  63. 63. 3.10 Regulatory Links between INEC and Nigeria Police Force Nobody disputes the need to involve the NPF in the electoral process andtheir usefulness in guaranteeing the quality of the process provided thisinvolvement is done under the control of the INEC. To be effective and relevant, itwill have to be done within a quite specific and clear regulatory framework.Indeed, without a relevant legal framework, the involvement of NPF in theelectoral process could compromise the quality of its management. This legalframework should clarify the terms of cooperation between the electionmanagement body and the NPF. It should also be quite clear about the indicativetime of commencement of preparations by the NPF to participate in the electionsand the role of the INEC during this important phase. Finally, the involvement ofthe INEC in determining the necessary material and financial resources for theeffective participation of the Police may also be necessary. Beyond these majorissues, the legal framework should also focus on the chain of command of Policepersonnel involved in the electoral process. Given the hierarchical nature of theNPF and the importance of the principles of discipline and compliance withinstructions, clarification of the all these issues prior to the electoral process is ofparamount importance in the run up to the elections. It is, for example, veryimportant that the role of the INEC in ensuring the implementation of securityoperations be clearly defined and accepted by all. Finally, just to limit ourselves to 63

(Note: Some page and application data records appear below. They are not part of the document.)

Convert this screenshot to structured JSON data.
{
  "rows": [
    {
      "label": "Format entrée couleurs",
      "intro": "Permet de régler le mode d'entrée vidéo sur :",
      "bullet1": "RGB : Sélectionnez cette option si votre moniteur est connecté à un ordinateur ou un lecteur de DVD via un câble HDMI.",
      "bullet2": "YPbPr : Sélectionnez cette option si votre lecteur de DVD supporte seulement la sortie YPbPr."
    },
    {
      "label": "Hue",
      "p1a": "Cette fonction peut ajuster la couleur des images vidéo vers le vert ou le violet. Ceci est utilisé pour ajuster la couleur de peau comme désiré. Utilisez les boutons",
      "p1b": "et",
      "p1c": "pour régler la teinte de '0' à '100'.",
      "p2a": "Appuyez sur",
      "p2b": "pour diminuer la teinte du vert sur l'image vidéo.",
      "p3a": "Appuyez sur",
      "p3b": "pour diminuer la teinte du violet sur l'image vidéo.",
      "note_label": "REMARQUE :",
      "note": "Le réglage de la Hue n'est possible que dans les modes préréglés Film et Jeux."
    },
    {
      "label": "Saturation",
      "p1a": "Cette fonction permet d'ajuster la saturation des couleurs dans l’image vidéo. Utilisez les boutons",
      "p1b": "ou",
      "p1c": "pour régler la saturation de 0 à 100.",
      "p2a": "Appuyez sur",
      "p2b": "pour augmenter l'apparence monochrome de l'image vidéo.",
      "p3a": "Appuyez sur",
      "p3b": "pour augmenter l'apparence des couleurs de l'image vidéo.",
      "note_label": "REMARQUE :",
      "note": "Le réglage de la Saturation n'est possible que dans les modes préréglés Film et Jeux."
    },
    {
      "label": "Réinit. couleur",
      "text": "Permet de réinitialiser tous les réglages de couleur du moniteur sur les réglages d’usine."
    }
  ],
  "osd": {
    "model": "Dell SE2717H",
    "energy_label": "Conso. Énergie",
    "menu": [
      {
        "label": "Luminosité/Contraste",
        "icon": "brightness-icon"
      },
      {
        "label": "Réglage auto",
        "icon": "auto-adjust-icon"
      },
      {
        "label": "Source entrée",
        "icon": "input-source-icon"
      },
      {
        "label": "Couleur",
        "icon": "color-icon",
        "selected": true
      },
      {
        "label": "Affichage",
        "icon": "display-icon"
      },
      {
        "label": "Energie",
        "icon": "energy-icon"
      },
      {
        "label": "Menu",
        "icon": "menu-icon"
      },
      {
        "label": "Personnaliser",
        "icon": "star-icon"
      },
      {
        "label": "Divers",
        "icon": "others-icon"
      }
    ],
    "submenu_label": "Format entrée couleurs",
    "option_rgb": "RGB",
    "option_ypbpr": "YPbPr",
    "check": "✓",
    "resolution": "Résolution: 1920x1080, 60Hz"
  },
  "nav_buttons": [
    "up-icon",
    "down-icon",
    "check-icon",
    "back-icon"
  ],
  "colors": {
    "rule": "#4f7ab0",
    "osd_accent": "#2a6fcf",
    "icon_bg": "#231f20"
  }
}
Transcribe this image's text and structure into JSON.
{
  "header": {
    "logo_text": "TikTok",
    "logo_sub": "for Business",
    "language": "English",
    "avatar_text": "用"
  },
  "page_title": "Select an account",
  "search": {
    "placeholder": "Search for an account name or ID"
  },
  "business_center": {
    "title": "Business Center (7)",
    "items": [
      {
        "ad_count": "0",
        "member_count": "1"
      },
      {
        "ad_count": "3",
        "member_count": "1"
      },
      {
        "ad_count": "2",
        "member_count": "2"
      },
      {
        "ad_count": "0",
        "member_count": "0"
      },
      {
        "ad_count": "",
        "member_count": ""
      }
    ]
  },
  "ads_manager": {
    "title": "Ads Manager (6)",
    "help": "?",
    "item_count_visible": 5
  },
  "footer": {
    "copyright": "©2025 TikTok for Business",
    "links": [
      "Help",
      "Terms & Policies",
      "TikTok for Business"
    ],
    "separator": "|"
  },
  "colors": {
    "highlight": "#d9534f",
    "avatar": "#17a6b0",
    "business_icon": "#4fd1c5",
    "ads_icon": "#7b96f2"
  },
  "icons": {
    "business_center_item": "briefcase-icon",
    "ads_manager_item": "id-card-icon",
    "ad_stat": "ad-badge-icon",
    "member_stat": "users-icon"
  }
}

  64. 64. these few elements, the legal framework should go beyond regulating therelationships of cooperation and supervision between the Police and INEC. It couldalso take into consideration the relationship between the Police and all the otherkey institutions involved in the electoral process (FEF, 2007). These include, forexample, the judge handling electoral disputes, the institution responsible forregulating the media, Civil Society Organizations, political parties and candidates,etc. Overseeing the cooperation and collaboration between each one of theseinstitutions and the Nigerian Police Force can help secure the quality of theelectoral process. Indeed, a broader vision on the content of the electoral process iseasier to achieve within the context of a well developed electoral code than withdifferent electoral laws and other regulations scattered and sometimes incoherentfrom one document to the other. The issue of regulatory framework is veryimportant in view of the highly political nature of elections which may make itdifficult to carry out security operations. It is generally admitted by all that it israre for the best operational solution to be achieved at the political level and anoperational solution cannot be considered to be desirable if it does not deal withpolitical conditions. This situation requires not only cooperation between the INECand the NPF, but also the design of a framework establishing a minimum level ofcommunication among all key stakeholders in the electoral process in order to 64